For a great many Canadians, this is a week of cycles and change. While young people finish another year of school, parents prepare to send their children for summer adventures at camps and experiential learning programs; consistently warm nights and hotter days, not to mention today's solstice, signal summer's long-anticipated arrival.
At the same time, another wave -- this one more insidious, the harbinger of maladies rather than summer fun -- is revealing its sweep of the country: political corruption.
Monday morning, Canadians awoke to news that Montreal's mayor, Michael Applebaum, was arrested following an investigation by the province's anti-corruption unit. Applebaum faces 14 criminal charges, including fraud against the government, breach of trust, conspiracy, and municipal corruption.
Municipal politics is rarely seen as glamorously as its provincial or federal cousins. Yet controversy is no stranger to its realm. Examining more critically Tip O'Neill's truism that "all politics is local" captures the reality that a politician's unchecked pursuit of 'pork' or abuse of patronage will likely and eventually attract the prying eyes of the media, if not the law, too.

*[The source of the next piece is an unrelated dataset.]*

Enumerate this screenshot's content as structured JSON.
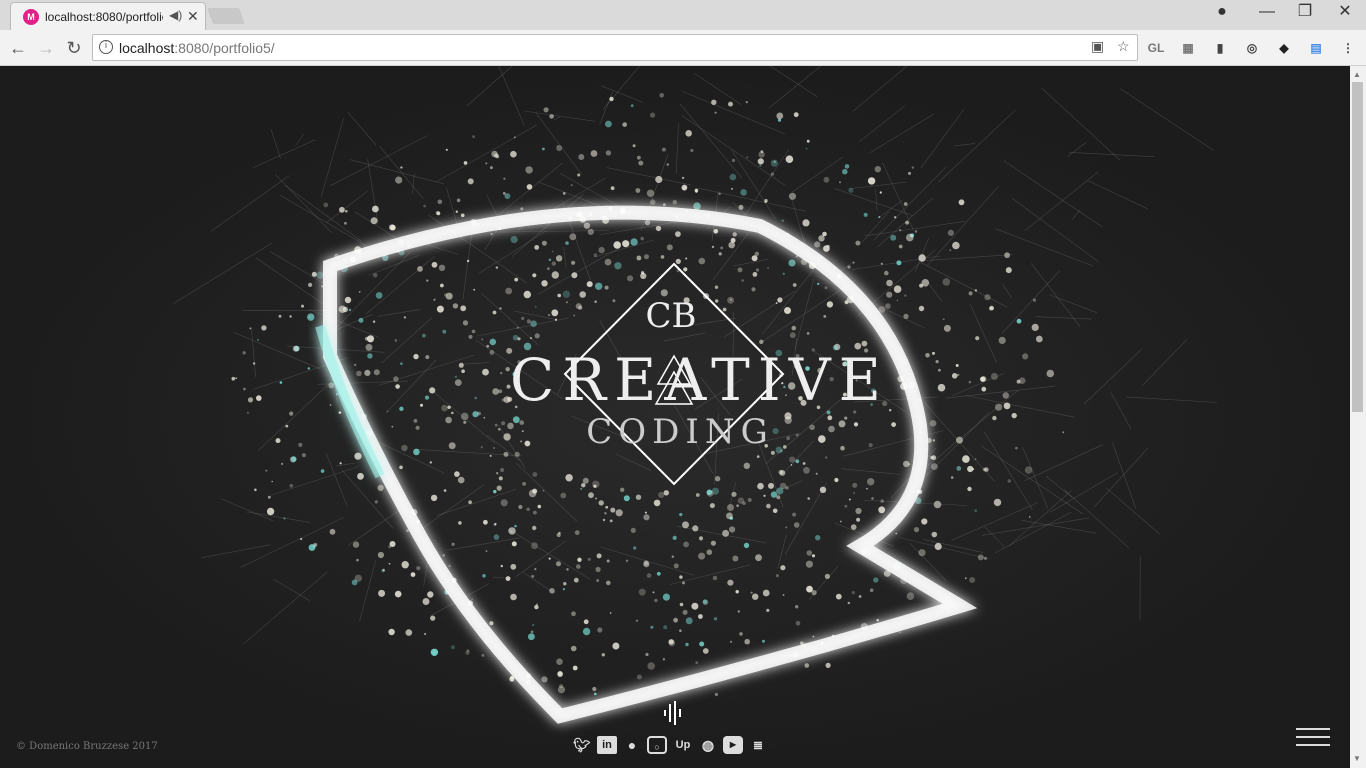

For a new mayor, sworn in merely seven months ago while riding a wave of (admittedly tepid) support for his pledge to combat corruption at City Hall, this rap sheet brings with it disenchantment and the taint of deep scandal. That Applebaum succeeded Gérald Tremblay, who resigned amidst allegations of corruption, is salt in the wounds for Montrealers who continue to endure the intrigues and failures of their forlorn leaders.

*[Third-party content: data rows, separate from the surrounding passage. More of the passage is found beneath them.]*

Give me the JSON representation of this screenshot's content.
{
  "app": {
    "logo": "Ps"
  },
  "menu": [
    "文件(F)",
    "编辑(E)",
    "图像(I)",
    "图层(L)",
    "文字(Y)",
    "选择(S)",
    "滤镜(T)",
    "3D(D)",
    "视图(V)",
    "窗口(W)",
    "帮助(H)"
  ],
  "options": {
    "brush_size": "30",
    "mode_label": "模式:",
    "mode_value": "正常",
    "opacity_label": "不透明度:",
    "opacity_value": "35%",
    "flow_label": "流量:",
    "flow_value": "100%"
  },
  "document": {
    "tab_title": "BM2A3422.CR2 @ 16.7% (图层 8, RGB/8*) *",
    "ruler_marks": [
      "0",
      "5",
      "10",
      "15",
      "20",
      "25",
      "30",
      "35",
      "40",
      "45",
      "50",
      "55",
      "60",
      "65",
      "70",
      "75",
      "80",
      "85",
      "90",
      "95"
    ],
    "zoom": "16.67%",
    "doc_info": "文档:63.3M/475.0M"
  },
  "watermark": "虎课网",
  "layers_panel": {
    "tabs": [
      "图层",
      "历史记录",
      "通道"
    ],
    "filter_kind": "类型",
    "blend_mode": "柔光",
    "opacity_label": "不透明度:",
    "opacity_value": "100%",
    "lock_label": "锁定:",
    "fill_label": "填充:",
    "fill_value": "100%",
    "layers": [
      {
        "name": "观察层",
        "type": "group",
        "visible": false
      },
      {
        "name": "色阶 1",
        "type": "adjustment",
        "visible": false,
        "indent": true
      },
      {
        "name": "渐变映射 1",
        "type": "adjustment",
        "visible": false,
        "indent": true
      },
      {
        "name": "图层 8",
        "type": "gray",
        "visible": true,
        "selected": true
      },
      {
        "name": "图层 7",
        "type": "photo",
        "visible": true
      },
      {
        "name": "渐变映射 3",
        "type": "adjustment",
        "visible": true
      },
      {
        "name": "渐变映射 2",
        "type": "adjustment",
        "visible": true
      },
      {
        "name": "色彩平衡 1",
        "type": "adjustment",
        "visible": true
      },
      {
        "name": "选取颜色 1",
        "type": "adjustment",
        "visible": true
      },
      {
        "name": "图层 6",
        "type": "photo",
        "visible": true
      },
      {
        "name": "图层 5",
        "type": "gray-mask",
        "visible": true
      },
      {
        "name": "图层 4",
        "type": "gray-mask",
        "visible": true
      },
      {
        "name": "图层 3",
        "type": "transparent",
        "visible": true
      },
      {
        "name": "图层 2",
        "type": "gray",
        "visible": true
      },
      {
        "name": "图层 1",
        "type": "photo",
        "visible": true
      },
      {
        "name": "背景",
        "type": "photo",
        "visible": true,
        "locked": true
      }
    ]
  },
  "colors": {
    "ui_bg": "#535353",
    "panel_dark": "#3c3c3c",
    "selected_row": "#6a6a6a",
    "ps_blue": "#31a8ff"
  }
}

And now, for the second time in under a year, Montreal has lost a mayor to scandal and resignation.
Despite the Gawker-worthy headlines of ethics breaches, Canadians might be excused for paying little attention; after all, daily updates of the scandals washing over politicians from Montreal to Ottawa to Toronto have some officials looking more like Clay Davis of The Wire's Baltimore than much else. (And The Wire, at least, offered real discourse.)
This is becoming too habitual. Even The Atlantic, that venerable American mainstay, is confused: "So a Canadian mayor was arrested Monday and, no, it was not the one you expect."

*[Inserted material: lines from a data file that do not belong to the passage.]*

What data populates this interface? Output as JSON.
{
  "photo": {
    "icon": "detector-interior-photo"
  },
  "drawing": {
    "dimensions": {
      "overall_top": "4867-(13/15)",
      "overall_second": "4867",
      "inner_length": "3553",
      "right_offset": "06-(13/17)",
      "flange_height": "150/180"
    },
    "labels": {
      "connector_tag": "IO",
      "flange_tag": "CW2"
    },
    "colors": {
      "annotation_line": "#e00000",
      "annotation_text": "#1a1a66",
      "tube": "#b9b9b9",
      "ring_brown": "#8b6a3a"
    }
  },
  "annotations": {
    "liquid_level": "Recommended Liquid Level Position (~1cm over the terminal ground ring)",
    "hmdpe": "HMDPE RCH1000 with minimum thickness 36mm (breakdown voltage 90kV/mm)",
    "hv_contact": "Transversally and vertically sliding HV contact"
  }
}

Enough ink has been spilled elsewhere on the Rob Ford circus, the details of which become more bizarre seemingly by the hour. Over in Ottawa, the flagrant double-dipping on expense spending by Senators Mike Duffy, Pamela Wallin, Mac Harb, and Patrick Brazeau (don't even get me started on "The Brazman's" other extracurriculars) have given Canadians much reason to believe the Senate is where government-appointed cronies are sent to thieve, interrupted only occasionally by a vote to rubber-stamp or quash some House bill. (Disclosure: I was formerly employed by a Liberal senator, a man whose integrity leaves me with hope that the Senate is not yet beyond salvation.)
These tales leave the impression that there are no good women and men in public service, but we know that's not true. Brent Rathgeber is one, singled out for his courageous decision to confront a Prime Minister's Office that force-feeds talking points to MPs who are compelled to vote like "trained seals". But examples like Rathgeber increasingly are exceptions in an industry appearing daily to become more removed from the will of the people.
Where have all the leaders gone?
Part of the problem, surely, is who we deify. We are guilty of perpetuating a celebrity-obsessed culture, whether those figures drop rhymes, dimes, or guidelines.
The flip-side of this equation, however, are those to whom we don't accord enough respect: people like teachers, camp counsellors, and nonprofit volunteers. What links this latter group? They are all educators, responsible for bringing up our young, and us, too.
As we do our pack-ups and send-offs over the coming days, and say good riddance to our summer-holidaying political representatives, keep in mind those individuals who demonstrate real leadership and caring every day. Better yet, model the values they represent. And be sure to thank them -- they're more important now than ever.